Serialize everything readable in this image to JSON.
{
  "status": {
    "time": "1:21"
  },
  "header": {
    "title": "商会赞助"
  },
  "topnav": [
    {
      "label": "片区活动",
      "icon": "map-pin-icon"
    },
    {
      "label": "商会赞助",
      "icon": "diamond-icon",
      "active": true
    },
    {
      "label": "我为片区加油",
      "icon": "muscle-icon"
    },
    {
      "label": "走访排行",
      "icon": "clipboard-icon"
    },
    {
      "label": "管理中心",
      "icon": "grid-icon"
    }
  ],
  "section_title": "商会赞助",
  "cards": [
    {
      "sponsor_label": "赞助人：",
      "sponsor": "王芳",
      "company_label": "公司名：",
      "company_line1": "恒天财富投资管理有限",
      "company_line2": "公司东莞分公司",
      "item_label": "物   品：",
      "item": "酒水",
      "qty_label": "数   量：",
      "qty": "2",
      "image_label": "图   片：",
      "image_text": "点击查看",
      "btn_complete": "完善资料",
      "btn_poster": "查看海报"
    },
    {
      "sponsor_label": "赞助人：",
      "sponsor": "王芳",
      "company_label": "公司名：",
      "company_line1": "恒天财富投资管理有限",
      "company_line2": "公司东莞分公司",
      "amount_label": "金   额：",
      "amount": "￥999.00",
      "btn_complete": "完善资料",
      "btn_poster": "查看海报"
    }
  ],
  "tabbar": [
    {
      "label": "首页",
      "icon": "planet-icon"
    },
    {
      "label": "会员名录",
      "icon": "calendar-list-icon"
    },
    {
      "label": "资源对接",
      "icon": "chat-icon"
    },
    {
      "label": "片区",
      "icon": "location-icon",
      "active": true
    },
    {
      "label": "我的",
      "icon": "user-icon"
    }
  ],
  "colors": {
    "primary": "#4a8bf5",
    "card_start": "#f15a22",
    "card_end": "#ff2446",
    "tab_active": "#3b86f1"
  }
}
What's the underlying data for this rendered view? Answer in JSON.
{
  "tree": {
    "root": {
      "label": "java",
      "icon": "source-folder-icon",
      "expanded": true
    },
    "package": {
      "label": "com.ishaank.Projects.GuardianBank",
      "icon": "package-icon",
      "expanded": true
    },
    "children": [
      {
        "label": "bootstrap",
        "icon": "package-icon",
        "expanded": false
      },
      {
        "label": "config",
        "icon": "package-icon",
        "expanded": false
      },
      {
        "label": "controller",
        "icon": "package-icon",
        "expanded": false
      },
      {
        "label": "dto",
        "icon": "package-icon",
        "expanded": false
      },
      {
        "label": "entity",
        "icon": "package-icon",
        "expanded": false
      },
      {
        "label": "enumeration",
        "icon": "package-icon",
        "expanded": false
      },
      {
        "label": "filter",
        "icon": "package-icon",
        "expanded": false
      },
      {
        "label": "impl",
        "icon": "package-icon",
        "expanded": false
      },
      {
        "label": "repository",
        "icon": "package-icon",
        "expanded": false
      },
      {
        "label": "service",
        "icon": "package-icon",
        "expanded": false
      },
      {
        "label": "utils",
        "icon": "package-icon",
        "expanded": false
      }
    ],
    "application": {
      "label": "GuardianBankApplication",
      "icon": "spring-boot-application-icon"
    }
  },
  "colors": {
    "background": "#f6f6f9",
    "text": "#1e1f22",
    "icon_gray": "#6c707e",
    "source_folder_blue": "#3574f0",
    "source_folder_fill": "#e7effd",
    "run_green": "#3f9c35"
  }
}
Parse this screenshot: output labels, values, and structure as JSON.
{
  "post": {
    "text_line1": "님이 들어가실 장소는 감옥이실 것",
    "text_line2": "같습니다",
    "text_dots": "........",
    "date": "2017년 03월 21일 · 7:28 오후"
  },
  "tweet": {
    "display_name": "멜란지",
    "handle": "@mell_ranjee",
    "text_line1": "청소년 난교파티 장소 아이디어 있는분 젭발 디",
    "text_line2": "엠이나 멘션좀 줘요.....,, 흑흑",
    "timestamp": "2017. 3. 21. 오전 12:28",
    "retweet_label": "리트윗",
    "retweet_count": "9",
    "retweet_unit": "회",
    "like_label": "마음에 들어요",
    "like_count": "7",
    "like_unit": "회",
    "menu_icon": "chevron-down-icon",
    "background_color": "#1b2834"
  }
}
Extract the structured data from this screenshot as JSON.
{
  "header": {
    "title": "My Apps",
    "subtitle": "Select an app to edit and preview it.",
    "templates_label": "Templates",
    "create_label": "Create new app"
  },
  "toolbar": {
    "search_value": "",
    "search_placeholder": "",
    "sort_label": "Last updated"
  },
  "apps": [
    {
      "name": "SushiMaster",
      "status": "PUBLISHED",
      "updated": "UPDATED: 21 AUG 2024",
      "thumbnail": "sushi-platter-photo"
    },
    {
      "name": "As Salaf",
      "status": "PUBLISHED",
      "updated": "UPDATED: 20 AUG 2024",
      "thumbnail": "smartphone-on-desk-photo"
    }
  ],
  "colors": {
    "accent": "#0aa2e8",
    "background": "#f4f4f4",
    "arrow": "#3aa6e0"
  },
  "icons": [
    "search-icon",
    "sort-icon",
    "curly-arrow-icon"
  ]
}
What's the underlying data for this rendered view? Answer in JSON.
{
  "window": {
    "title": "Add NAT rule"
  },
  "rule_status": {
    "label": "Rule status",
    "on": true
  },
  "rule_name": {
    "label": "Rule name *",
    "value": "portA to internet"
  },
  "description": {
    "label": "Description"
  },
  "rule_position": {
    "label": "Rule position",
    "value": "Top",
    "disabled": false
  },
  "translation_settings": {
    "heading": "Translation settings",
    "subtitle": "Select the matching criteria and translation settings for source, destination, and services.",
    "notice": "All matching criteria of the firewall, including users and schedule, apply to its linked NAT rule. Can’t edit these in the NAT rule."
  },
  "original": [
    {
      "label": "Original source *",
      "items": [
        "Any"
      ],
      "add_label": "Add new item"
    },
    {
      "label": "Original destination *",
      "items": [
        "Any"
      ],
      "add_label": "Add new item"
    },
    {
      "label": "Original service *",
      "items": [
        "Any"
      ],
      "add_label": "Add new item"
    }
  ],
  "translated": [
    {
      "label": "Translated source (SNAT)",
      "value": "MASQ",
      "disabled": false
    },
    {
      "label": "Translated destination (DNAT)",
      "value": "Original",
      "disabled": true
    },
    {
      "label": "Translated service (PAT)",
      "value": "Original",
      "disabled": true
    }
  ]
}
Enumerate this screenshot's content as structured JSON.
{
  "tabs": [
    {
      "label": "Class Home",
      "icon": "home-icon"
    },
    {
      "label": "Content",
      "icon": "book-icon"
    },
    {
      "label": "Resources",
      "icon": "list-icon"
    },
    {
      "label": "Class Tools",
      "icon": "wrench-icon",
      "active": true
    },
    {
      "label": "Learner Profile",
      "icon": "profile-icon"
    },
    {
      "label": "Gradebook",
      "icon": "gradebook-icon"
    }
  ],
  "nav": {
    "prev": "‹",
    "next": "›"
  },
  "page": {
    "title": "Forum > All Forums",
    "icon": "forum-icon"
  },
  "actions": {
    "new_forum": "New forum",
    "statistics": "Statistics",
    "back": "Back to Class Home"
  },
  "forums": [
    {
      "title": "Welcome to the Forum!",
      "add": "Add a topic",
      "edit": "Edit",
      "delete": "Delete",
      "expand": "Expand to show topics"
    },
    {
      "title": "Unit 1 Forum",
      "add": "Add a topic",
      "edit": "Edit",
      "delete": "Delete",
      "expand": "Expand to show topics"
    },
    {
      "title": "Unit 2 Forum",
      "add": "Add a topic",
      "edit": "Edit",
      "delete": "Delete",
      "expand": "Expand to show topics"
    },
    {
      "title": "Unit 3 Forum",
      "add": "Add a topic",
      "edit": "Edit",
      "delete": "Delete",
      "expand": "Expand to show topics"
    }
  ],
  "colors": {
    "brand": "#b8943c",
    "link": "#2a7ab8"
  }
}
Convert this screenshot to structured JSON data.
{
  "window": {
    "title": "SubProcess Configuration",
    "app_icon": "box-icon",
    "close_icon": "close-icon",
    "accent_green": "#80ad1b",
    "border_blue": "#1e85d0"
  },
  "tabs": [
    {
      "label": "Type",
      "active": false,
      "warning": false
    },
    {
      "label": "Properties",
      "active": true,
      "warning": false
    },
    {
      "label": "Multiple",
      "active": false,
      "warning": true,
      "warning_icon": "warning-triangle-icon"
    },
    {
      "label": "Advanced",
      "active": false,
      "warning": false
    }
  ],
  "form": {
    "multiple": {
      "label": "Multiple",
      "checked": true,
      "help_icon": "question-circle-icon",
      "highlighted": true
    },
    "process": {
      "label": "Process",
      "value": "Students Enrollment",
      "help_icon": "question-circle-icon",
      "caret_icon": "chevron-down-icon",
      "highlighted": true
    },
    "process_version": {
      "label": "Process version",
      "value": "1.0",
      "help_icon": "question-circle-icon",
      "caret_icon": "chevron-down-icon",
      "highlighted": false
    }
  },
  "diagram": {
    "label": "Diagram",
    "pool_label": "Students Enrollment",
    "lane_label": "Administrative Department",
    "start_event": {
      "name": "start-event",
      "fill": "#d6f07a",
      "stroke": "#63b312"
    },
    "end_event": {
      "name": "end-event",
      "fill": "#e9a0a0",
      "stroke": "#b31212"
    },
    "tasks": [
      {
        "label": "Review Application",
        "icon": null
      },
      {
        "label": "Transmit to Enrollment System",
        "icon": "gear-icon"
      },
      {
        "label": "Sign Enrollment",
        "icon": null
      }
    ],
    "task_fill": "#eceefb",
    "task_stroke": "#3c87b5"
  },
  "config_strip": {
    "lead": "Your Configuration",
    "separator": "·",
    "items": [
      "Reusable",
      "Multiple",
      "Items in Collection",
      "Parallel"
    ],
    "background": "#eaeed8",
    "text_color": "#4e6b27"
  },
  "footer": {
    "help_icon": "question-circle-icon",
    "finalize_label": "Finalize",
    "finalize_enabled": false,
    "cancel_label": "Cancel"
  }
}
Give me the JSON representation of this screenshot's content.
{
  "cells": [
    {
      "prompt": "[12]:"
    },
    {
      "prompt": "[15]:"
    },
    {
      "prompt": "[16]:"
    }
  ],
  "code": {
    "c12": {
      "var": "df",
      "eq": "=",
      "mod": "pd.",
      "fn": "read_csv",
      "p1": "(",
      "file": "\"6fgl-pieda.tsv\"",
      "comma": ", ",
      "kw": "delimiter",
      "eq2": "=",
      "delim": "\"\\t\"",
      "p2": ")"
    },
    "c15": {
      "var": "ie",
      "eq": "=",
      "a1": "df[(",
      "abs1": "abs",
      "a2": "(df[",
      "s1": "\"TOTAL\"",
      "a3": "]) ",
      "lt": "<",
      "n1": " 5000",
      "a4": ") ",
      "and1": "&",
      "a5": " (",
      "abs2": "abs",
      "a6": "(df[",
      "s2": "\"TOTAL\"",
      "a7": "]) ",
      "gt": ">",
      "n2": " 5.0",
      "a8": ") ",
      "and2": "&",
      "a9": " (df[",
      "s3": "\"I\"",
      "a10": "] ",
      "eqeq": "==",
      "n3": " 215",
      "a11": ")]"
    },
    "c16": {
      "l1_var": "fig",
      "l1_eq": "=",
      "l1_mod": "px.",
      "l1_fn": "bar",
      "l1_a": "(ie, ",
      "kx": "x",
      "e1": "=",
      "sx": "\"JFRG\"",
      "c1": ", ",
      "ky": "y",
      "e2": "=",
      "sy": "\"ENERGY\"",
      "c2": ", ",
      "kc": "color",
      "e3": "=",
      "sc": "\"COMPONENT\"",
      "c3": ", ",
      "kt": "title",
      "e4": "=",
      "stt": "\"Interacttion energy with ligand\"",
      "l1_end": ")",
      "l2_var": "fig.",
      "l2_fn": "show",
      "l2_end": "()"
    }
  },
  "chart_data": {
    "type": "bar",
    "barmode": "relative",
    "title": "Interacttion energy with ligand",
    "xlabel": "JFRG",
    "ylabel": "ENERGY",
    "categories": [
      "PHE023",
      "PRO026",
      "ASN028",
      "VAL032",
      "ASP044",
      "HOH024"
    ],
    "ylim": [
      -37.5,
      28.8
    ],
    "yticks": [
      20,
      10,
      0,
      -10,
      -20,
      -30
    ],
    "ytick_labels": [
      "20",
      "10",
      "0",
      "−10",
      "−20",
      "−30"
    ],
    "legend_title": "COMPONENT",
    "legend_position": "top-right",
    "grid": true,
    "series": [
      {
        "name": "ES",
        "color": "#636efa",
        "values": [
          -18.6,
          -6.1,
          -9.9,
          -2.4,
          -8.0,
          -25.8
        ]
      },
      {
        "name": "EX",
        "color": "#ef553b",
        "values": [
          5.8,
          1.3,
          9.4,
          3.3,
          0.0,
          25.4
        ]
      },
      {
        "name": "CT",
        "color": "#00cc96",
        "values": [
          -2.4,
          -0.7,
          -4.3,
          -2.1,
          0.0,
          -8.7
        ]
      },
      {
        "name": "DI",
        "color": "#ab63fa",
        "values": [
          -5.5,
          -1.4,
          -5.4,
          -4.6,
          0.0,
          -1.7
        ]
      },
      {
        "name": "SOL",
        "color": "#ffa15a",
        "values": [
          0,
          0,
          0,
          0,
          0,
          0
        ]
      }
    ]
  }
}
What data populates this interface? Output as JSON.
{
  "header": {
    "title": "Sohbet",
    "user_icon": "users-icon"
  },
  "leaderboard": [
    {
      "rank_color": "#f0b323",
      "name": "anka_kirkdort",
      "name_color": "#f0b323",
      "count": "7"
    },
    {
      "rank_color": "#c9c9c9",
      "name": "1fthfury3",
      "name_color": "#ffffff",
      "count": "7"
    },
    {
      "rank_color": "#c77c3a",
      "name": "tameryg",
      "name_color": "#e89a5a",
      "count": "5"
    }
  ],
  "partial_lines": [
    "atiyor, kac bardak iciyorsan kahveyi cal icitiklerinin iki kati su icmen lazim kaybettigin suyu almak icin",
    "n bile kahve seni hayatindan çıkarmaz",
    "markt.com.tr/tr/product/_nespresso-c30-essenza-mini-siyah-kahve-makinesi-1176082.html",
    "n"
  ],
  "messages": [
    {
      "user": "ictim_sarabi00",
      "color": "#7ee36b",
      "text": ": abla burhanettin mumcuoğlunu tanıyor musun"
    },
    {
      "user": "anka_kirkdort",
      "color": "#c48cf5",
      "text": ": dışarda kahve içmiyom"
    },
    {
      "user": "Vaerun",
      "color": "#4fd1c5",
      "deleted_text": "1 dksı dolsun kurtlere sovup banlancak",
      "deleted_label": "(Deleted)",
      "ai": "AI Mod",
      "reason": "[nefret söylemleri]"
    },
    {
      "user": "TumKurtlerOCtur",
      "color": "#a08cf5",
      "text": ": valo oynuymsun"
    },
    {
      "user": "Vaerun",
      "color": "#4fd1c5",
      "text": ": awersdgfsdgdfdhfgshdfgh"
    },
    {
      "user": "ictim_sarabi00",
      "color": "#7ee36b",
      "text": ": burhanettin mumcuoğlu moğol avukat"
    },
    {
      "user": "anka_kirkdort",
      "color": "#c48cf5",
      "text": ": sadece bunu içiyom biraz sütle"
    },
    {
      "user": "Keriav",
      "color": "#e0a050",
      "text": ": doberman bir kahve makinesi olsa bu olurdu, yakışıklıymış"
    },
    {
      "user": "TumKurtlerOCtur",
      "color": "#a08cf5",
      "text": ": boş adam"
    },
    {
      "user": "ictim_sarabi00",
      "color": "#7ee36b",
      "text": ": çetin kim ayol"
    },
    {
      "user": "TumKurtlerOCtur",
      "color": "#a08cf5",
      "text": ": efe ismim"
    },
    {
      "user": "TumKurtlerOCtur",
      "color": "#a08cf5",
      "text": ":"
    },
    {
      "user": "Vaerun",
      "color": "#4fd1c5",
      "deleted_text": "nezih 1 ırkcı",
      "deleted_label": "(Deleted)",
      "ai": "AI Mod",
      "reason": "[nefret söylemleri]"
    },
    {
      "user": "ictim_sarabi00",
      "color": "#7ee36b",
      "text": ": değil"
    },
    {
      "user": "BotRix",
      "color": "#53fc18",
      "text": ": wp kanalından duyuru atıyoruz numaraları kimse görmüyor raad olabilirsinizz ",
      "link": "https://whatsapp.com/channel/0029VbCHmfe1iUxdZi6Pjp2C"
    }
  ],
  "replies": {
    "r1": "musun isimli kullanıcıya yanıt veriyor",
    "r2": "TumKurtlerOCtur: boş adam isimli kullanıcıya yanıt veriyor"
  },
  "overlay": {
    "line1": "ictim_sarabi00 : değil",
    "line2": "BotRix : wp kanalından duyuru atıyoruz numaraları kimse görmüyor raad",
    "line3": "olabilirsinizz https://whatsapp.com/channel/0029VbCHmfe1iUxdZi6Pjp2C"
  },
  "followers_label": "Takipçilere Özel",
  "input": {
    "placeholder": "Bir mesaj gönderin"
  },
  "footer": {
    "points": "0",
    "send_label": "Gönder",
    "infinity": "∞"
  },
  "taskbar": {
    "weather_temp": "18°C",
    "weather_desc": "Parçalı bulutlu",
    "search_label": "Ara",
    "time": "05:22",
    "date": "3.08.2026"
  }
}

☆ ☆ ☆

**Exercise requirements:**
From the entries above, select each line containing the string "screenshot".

**Output of the task:**
Parse this screenshot: output labels, values, and structure as JSON.
Extract the structured data from this screenshot as JSON.
Enumerate this screenshot's content as structured JSON.
Convert this screenshot to structured JSON data.
Give me the JSON representation of this screenshot's content.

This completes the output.